* The problem
Reply with every entry, repeated exactly as given.

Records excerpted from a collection

════════════════════

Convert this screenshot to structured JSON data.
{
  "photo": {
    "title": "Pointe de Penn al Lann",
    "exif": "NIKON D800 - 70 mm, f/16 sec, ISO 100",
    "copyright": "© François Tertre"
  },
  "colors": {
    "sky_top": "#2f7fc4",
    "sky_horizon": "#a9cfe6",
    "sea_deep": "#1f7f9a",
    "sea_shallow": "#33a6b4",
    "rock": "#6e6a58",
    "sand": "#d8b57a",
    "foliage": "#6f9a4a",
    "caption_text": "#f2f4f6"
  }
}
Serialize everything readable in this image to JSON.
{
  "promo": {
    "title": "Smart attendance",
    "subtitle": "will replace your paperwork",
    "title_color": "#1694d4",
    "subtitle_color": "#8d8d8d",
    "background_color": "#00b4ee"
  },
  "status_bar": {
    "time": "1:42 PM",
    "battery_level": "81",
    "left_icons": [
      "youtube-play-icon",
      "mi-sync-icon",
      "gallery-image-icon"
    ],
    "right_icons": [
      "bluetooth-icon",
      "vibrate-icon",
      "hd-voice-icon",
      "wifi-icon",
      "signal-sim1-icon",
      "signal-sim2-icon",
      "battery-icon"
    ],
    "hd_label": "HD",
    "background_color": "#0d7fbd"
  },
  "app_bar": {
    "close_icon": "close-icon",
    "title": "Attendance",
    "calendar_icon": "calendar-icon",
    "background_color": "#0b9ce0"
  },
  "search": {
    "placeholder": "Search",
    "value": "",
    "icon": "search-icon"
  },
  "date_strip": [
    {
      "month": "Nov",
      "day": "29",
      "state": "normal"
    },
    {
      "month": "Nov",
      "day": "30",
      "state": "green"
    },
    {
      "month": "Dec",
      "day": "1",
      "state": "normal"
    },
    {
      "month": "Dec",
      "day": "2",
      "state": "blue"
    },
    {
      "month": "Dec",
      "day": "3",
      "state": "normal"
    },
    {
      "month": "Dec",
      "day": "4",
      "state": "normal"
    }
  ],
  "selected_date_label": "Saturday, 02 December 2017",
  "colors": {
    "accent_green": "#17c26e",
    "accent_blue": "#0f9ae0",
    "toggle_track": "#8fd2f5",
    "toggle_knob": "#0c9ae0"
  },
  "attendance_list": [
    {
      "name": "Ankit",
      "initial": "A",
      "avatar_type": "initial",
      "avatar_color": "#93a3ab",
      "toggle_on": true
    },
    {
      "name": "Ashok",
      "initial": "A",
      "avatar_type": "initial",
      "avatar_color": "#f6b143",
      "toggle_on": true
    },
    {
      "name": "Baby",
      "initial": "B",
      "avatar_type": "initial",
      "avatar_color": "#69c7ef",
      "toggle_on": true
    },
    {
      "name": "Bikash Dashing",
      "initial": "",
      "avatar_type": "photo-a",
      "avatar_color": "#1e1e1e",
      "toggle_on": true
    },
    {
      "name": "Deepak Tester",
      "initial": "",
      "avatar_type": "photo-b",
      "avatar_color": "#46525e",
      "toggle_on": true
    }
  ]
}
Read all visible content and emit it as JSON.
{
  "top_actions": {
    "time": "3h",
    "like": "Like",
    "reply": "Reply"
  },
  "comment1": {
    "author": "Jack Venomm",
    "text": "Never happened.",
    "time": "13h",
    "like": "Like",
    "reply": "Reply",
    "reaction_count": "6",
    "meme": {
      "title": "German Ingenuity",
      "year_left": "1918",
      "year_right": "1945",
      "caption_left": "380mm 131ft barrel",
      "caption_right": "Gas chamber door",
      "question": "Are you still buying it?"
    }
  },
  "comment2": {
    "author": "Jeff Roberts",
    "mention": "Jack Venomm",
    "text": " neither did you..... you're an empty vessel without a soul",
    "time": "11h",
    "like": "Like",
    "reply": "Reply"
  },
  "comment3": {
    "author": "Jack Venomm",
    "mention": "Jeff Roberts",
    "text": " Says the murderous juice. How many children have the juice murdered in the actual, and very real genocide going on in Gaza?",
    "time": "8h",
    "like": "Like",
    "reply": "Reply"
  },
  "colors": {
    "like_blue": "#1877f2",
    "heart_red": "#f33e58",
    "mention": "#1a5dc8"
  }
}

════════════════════

* Output for this exercise
Convert this screenshot to structured JSON data.
{
  "photo": {
    "title": "Pointe de Penn al Lann",
    "exif": "NIKON D800 - 70 mm, f/16 sec, ISO 100",
    "copyright": "© François Tertre"
  },
  "colors": {
    "sky_top": "#2f7fc4",
    "sky_horizon": "#a9cfe6",
    "sea_deep": "#1f7f9a",
    "sea_shallow": "#33a6b4",
    "rock": "#6e6a58",
    "sand": "#d8b57a",
    "foliage": "#6f9a4a",
    "caption_text": "#f2f4f6"
  }
}
Serialize everything readable in this image to JSON.
{
  "promo": {
    "title": "Smart attendance",
    "subtitle": "will replace your paperwork",
    "title_color": "#1694d4",
    "subtitle_color": "#8d8d8d",
    "background_color": "#00b4ee"
  },
  "status_bar": {
    "time": "1:42 PM",
    "battery_level": "81",
    "left_icons": [
      "youtube-play-icon",
      "mi-sync-icon",
      "gallery-image-icon"
    ],
    "right_icons": [
      "bluetooth-icon",
      "vibrate-icon",
      "hd-voice-icon",
      "wifi-icon",
      "signal-sim1-icon",
      "signal-sim2-icon",
      "battery-icon"
    ],
    "hd_label": "HD",
    "background_color": "#0d7fbd"
  },
  "app_bar": {
    "close_icon": "close-icon",
    "title": "Attendance",
    "calendar_icon": "calendar-icon",
    "background_color": "#0b9ce0"
  },
  "search": {
    "placeholder": "Search",
    "value": "",
    "icon": "search-icon"
  },
  "date_strip": [
    {
      "month": "Nov",
      "day": "29",
      "state": "normal"
    },
    {
      "month": "Nov",
      "day": "30",
      "state": "green"
    },
    {
      "month": "Dec",
      "day": "1",
      "state": "normal"
    },
    {
      "month": "Dec",
      "day": "2",
      "state": "blue"
    },
    {
      "month": "Dec",
      "day": "3",
      "state": "normal"
    },
    {
      "month": "Dec",
      "day": "4",
      "state": "normal"
    }
  ],
  "selected_date_label": "Saturday, 02 December 2017",
  "colors": {
    "accent_green": "#17c26e",
    "accent_blue": "#0f9ae0",
    "toggle_track": "#8fd2f5",
    "toggle_knob": "#0c9ae0"
  },
  "attendance_list": [
    {
      "name": "Ankit",
      "initial": "A",
      "avatar_type": "initial",
      "avatar_color": "#93a3ab",
      "toggle_on": true
    },
    {
      "name": "Ashok",
      "initial": "A",
      "avatar_type": "initial",
      "avatar_color": "#f6b143",
      "toggle_on": true
    },
    {
      "name": "Baby",
      "initial": "B",
      "avatar_type": "initial",
      "avatar_color": "#69c7ef",
      "toggle_on": true
    },
    {
      "name": "Bikash Dashing",
      "initial": "",
      "avatar_type": "photo-a",
      "avatar_color": "#1e1e1e",
      "toggle_on": true
    },
    {
      "name": "Deepak Tester",
      "initial": "",
      "avatar_type": "photo-b",
      "avatar_color": "#46525e",
      "toggle_on": true
    }
  ]
}
Read all visible content and emit it as JSON.
{
  "top_actions": {
    "time": "3h",
    "like": "Like",
    "reply": "Reply"
  },
  "comment1": {
    "author": "Jack Venomm",
    "text": "Never happened.",
    "time": "13h",
    "like": "Like",
    "reply": "Reply",
    "reaction_count": "6",
    "meme": {
      "title": "German Ingenuity",
      "year_left": "1918",
      "year_right": "1945",
      "caption_left": "380mm 131ft barrel",
      "caption_right": "Gas chamber door",
      "question": "Are you still buying it?"
    }
  },
  "comment2": {
    "author": "Jeff Roberts",
    "mention": "Jack Venomm",
    "text": " neither did you..... you're an empty vessel without a soul",
    "time": "11h",
    "like": "Like",
    "reply": "Reply"
  },
  "comment3": {
    "author": "Jack Venomm",
    "mention": "Jeff Roberts",
    "text": " Says the murderous juice. How many children have the juice murdered in the actual, and very real genocide going on in Gaza?",
    "time": "8h",
    "like": "Like",
    "reply": "Reply"
  },
  "colors": {
    "like_blue": "#1877f2",
    "heart_red": "#f33e58",
    "mention": "#1a5dc8"
  }
}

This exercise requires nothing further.